By Jennifer Weatherhead
Thinking about purchasing an at-home microdermabrasion kit? Here’s what you need to know before you scrub away.
Take a look at any celebrities and you’ll find perfectly glowing, youthful skin-no matter what their age. How do they do it? Well most are lucky enough to be able to treat themselves to regular skin-care treatments, and microdermabrasion is one of the most popular techniques. It’s thorough enough to remove layers of the skin, yet gentle enough to involve no downtime afterwards.
With Neutrogena spokesmodel Kelly Preston singing the praises of at home kits, they certainly seem worth a try. But first, follow our list of dos and don’ts for these DIY kits so you’re not left red in the face.
A ‘lite’ version of the more extreme dermabrasion, microdermabrasion sloughs off dead skin cells on your face by using a polishing system of cream and microsized scrubbers (diamonds and crystals). Used in a circular motion, the micro-scrubbers buff away the dead cells, revealing new, younger looking skin and giving a rosy glow.
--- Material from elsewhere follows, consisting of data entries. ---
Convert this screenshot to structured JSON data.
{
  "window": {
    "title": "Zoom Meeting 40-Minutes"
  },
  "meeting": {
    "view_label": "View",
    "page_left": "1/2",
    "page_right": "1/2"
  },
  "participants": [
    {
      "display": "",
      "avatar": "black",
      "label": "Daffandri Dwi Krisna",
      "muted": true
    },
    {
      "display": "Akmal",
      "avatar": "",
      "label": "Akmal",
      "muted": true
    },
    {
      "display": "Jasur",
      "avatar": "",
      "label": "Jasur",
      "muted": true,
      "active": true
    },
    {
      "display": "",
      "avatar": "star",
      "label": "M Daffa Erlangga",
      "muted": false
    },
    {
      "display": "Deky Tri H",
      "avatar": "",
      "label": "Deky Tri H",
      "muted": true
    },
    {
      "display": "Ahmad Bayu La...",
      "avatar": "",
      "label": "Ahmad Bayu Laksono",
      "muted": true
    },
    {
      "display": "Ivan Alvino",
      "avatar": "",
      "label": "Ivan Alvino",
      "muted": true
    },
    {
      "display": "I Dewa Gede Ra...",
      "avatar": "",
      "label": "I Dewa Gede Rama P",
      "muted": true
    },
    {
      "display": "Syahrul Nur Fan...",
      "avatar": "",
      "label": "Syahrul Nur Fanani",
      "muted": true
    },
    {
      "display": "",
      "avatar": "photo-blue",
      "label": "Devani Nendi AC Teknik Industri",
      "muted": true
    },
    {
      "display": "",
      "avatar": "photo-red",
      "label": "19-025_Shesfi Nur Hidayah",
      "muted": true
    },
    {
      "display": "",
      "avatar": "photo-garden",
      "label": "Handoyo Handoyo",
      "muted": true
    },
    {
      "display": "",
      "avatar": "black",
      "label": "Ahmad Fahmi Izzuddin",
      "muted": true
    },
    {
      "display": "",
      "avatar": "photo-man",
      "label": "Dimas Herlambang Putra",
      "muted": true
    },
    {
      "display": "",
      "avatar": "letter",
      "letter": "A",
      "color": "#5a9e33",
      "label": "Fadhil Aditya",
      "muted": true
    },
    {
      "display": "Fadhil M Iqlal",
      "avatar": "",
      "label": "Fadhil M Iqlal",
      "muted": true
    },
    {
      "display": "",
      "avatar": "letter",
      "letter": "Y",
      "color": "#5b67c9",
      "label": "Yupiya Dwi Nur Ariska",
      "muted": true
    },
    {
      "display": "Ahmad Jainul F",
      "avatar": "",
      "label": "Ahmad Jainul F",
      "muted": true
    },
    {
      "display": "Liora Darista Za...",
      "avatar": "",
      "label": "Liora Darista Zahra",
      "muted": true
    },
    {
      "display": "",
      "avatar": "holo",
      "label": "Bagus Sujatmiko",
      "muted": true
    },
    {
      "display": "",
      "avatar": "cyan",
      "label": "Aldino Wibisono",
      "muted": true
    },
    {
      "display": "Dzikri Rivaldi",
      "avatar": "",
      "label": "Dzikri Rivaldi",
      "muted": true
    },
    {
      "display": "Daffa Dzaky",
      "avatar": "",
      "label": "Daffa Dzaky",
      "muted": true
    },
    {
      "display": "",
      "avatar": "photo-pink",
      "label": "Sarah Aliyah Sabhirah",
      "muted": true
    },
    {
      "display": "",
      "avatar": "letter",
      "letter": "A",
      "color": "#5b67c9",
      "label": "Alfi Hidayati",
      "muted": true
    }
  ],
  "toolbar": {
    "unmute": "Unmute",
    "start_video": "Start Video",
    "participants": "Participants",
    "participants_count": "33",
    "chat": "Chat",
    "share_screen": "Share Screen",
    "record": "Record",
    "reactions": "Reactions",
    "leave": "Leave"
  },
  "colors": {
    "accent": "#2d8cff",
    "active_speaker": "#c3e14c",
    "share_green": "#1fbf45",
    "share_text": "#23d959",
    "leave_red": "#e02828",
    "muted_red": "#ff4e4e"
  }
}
Celebs such as Dita von Tesse (who has said she loves the way it makes her “skin look and feel afterwards”), Madonna and Gwyneth Paltrow use it for their famously flawless faces.
What are the pluses and minuses of an at-home kit versus a professional treatment? A dermatologist’s office or a specialist spa will be able to give you a more customized treatment, whereas an at-home kit purchased at the drugstore or the beauty counter isn’t tailored to a specific skin type. Also, microdermabrasion at a dermatologist’s office can give you something a DIY kit can’t-suction. “This is a key difference,” explains Dr. Lisa Kellett of DLK on Avenue Dermatology in Toronto. “The suction will lift the dead skin away after it has been buffed. This results in cleaner, fresher skin, whereas with an at-home kit, the dead skin is buffed away, but not completely removed.” That said, there are some decent at-home offerings available.
For Sensitive Skin
Use a mild, soothing cleanser, such as Cetaphil or Spectro Jel. A gentle cleanser will bring moisture back into the skin and leave a cooling effect to help distressed skin. Also use an oil-free, cooling moisturizer to help calm irritated skin. Visit a dermatologist. They can offer some soothing treatments (and medication if needed) in-office and help you understand why your skin has reacted the way it has. Don’t use the microdermabrasion kit again and stay clear of exfoliating until the skin condition improves.
Know your skin. Dr. Lisa Kellett of DLK on Avenue Dermatology recommends seeing a dermatologist before purchasing an at-home kit from the cosmetics counter.
Get over-zealous. Scrubbing to try to get rid of acne of dull skin could really leave you red in the face. “You can strip your skin of its natural oils,” says Cohen.